[App and web page records]
+++

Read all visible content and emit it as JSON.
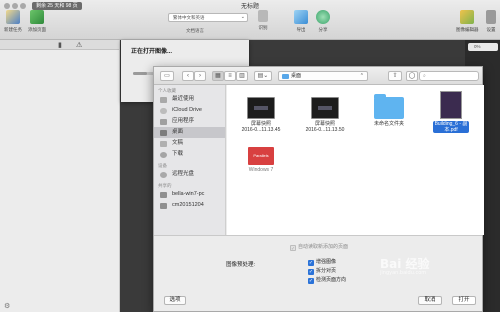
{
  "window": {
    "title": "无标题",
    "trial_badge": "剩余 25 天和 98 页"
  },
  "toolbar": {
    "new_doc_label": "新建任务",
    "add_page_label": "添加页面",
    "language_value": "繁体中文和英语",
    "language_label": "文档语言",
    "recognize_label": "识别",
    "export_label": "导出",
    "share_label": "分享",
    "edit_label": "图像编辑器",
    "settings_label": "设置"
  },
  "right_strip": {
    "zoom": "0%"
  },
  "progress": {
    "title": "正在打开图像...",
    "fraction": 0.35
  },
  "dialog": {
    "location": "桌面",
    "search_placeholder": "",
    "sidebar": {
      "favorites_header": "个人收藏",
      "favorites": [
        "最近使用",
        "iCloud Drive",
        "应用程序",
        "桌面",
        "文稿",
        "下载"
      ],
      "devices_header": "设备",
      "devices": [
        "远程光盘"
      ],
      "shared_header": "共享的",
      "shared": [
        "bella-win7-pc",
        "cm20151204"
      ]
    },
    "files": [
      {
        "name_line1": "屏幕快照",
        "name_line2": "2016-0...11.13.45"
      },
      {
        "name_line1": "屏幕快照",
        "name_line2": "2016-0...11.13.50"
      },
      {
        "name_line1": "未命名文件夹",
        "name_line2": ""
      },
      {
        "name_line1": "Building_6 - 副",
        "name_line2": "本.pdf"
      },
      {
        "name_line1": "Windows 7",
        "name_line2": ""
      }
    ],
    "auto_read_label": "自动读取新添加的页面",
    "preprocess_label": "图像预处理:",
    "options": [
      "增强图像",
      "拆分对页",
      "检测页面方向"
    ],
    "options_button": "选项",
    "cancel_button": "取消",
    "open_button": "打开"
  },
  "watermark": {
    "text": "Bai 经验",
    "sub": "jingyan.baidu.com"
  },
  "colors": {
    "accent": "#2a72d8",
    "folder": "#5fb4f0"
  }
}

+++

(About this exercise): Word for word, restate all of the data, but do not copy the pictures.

(Result below):
Read all visible content and emit it as JSON.
{
  "window": {
    "title": "无标题",
    "trial_badge": "剩余 25 天和 98 页"
  },
  "toolbar": {
    "new_doc_label": "新建任务",
    "add_page_label": "添加页面",
    "language_value": "繁体中文和英语",
    "language_label": "文档语言",
    "recognize_label": "识别",
    "export_label": "导出",
    "share_label": "分享",
    "edit_label": "图像编辑器",
    "settings_label": "设置"
  },
  "right_strip": {
    "zoom": "0%"
  },
  "progress": {
    "title": "正在打开图像...",
    "fraction": 0.35
  },
  "dialog": {
    "location": "桌面",
    "search_placeholder": "",
    "sidebar": {
      "favorites_header": "个人收藏",
      "favorites": [
        "最近使用",
        "iCloud Drive",
        "应用程序",
        "桌面",
        "文稿",
        "下载"
      ],
      "devices_header": "设备",
      "devices": [
        "远程光盘"
      ],
      "shared_header": "共享的",
      "shared": [
        "bella-win7-pc",
        "cm20151204"
      ]
    },
    "files": [
      {
        "name_line1": "屏幕快照",
        "name_line2": "2016-0...11.13.45"
      },
      {
        "name_line1": "屏幕快照",
        "name_line2": "2016-0...11.13.50"
      },
      {
        "name_line1": "未命名文件夹",
        "name_line2": ""
      },
      {
        "name_line1": "Building_6 - 副",
        "name_line2": "本.pdf"
      },
      {
        "name_line1": "Windows 7",
        "name_line2": ""
      }
    ],
    "auto_read_label": "自动读取新添加的页面",
    "preprocess_label": "图像预处理:",
    "options": [
      "增强图像",
      "拆分对页",
      "检测页面方向"
    ],
    "options_button": "选项",
    "cancel_button": "取消",
    "open_button": "打开"
  },
  "watermark": {
    "text": "Bai 经验",
    "sub": "jingyan.baidu.com"
  },
  "colors": {
    "accent": "#2a72d8",
    "folder": "#5fb4f0"
  }
}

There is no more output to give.